ATHENS, Greece — Greece and its private creditors are very close to a deal that will significantly reduce the country's debt and give it more time to repay the rest of what it owes.
After three hours of talks with Prime Minister Lucas Papademos and Finance Minister Evangelos Venizelos on Saturday, creditor representatives Charles Dallara and Jean Lemierre issued a statement saying the two sides were "close to the finalization of a voluntary (private sector involvement) ... We expect to conclude next week as discussions on other issues move forward."
The statement also referred to "the framework expressed publicly earlier this week by Luxembourg Prime Minister Jean-Claude Juncker in his capacity as Chairman of the Eurogroup."
The reference suggested the creditors had agreed with Juncker's proposal that the new bonds to be issued by Greece in place of the old ones should have an interest rate "clearly below 4 percent." The rate had been the main sticking point in the two-week-long talks as creditors had demanded a higher one.
Dallara, managing director of the Institute of International Finance (IIF) and Lemierre, senior adviser to the chairman, Banque BNP Paribas, represented banks, insurance companies and other private holders of some €206 billion ($270 billion) in Greek bonds.
While the details are not yet final, it is expected these bondholders will accept a 50 percent writedown in the value of their bondholdings, meaning Greece's debt will be reduced by just over €100 billion. The maturities in the new bonds will also be longer.
An agreement with private creditors is also seen as a prerequisite for Greece to get a second, €130 billion bailout from its EU partners and the International Monetary Fund, although there are other issues involved before Greece can get that aid.
The EU and the IMF have already signed off on a €110 billion aid package, in May 2010, most of which has already been disbursed.

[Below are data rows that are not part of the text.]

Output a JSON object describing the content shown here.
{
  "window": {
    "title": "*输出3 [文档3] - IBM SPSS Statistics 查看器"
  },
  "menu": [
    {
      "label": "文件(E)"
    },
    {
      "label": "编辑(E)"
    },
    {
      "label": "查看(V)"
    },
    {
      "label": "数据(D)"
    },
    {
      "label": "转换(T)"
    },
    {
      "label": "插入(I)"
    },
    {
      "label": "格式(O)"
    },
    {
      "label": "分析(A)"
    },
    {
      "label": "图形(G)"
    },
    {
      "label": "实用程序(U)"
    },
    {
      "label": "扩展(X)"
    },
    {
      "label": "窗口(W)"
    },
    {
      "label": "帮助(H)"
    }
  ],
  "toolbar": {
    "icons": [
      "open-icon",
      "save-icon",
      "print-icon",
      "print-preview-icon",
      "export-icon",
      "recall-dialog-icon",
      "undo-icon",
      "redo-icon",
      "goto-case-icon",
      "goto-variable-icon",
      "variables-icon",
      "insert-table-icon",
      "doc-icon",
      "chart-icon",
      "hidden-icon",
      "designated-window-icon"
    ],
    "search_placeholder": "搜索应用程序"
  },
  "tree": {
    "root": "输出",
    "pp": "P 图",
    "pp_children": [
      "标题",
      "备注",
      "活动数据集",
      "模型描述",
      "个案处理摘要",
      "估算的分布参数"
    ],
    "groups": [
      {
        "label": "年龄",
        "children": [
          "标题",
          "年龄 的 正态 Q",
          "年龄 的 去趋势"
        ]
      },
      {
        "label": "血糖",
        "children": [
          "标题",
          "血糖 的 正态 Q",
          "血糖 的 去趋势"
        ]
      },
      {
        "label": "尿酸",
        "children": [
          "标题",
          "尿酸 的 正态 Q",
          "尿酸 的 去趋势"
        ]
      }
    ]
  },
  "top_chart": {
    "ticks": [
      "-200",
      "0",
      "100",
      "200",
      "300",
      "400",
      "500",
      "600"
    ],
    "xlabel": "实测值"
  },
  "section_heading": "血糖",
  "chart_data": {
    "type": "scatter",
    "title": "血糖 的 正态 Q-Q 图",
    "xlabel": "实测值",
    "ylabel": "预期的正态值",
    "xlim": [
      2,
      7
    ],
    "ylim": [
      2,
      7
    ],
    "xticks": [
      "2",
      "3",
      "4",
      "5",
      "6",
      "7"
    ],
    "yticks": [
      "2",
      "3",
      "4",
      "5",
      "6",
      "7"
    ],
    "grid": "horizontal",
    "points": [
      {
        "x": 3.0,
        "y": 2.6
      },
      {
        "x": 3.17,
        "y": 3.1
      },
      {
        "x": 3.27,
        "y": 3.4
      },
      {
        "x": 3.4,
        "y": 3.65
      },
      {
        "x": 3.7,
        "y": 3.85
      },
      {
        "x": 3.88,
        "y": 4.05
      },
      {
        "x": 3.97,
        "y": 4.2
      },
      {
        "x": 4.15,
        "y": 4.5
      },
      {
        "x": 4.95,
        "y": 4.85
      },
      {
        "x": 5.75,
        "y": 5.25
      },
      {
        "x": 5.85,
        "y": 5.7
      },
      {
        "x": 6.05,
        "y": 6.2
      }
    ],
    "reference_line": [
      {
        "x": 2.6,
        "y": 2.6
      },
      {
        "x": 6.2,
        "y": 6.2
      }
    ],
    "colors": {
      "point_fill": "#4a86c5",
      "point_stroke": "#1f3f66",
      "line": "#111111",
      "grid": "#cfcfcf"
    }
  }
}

Dallara and Lemierre will leave Greece on Sunday and "will remain in close consultation with Greek and other authorities," the creditors' statement said.
Elena Becatoros in Athens and Gabriele Steinhauser in Brussels contributed.